How Much Protein Is Too Much When Working Out? An Expert Weighs In
Protein is king when it comes to exercise. It fuels the recovery process and helps you build stronger, bigger muscles. But for the fitness enthusiasts out there, how much protein is too much when working out? We spoke to an expert and learned everything you need to know.
According to the Mayo Clinic, staying on top of your protein intake is important because it gives your body amino acids to sculpt and restore muscle. Mike Bohl, MD, MPH, ALM the Director of Medical Content & Education at Ro and a member of the Eat This, Not That! Medical Expert Board, further explains, "It's important to get a variety of amino acids in the diet. Your body is able to make some amino acids itself, but certain ones—called essential amino acids—must be consumed. And three of the essential amino acids—leucine, isoleucine, and valine—are known as branched-chain amino acids and are especially present in skeletal muscle and important for muscle protein synthesis."
If you're working out consistently, you should consume more protein than the recommended dietary allowance.
Dr. Bohl informs Eat This, Not That! of just how much protein is too much when you're working out on a consistent basis. He says, "The recommended dietary allowance (RDA) of protein for both men and women is 0.8 grams per kilogram of body weight each day. As an example, that means a 154-pound (70-kilogram) person should consume 56 grams of protein per day."

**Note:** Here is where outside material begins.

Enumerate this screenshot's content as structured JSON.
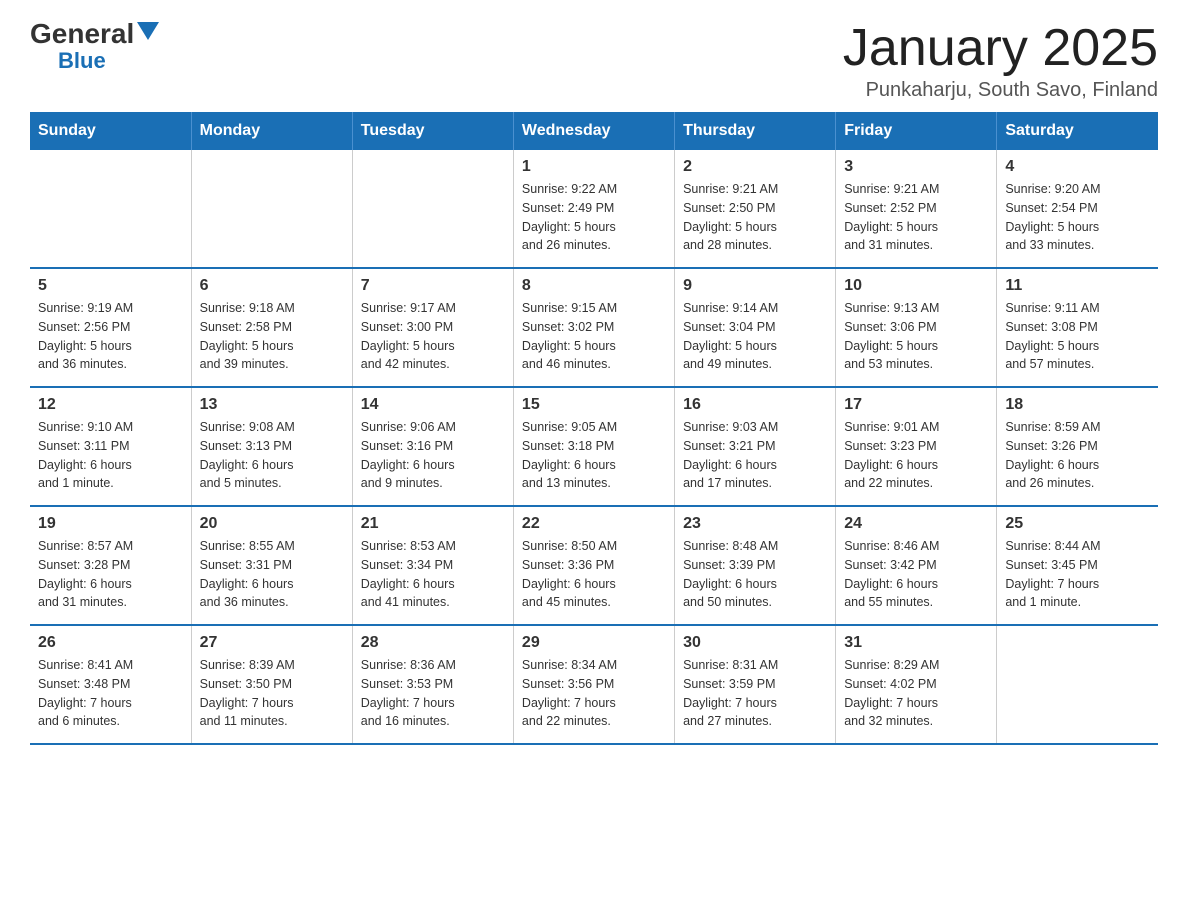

If you're a regular at the gym with the goal of building muscle, you'll want to consume more protein than the recommended daily allowance, as Dr. Bohl points out the RDA mentioned above is sufficient for living a sedentary life. When engaging in consistent physical activity, a good example of what to consume every day is a range of 1.4 to 2.0 grams of protein for each kilogram of body weight, which means a 154-pound person can consume between 98 to 140 grams of protein per day.
There are some side effects if you eat too much protein.
Can you have more protein than the RDA? "It is possible to go over this amount, and some may consume a very high protein diet of up to 2.2 grams per kilogram of body weight each day. In fact, there's evidence to suggest that it's possible to simultaneously lose weight while maintaining muscle mass if you consume between 1.8 to 2.2 grams per kilogram each day. (Normally, in order to lose weight, you end up losing muscle mass as well, because you need to eat a calorie deficit). However, as you approach 2.2 grams per kilogram each day, there's an increased risk of side effects," Dr. Bohl explains.
There are some negative side effects to a high-protein diet worth mentioning. They include gout, kidney stones, high levels of calcium in the urine, gastrointestinal upset, and constipation.
Switch up your diet to make sure you're feeding your body the right proteins.
Complete proteins are foods that have all of the necessary amino acids you need. Examples are eggs, seafood, fish, poultry, meat, dairy, and some plant-based foods, including quinoa, buckwheat, hemp, and soy.
Dr. Bohl tells us, "Other foods can also contain protein, but they may not have all of the essential amino acids—these are called incomplete proteins." By switching up your diet to include a good variety of incomplete proteins, you can be certain your body is benefiting from all of the amino acids it requires.
For additional sources of protein that ensure you're getting enough when working out aggressively, Dr. Bohl suggests, "If you're trying to build muscle and are having a hard time getting enough grams of protein through food, you can consider protein supplements. One of the most common protein supplements used by weightlifters that often comes in powdered form and can be blended into a shake or smoothie is whey protein."
The caveat? When consuming a diet that's high in protein, it's extremely essential to stay hydrated by drinking lots of extra water. "This is because the breakdown of protein causes elevated levels of urea, and drinking more water can help facilitate the removal of urea from the body," Dr. Bohl says.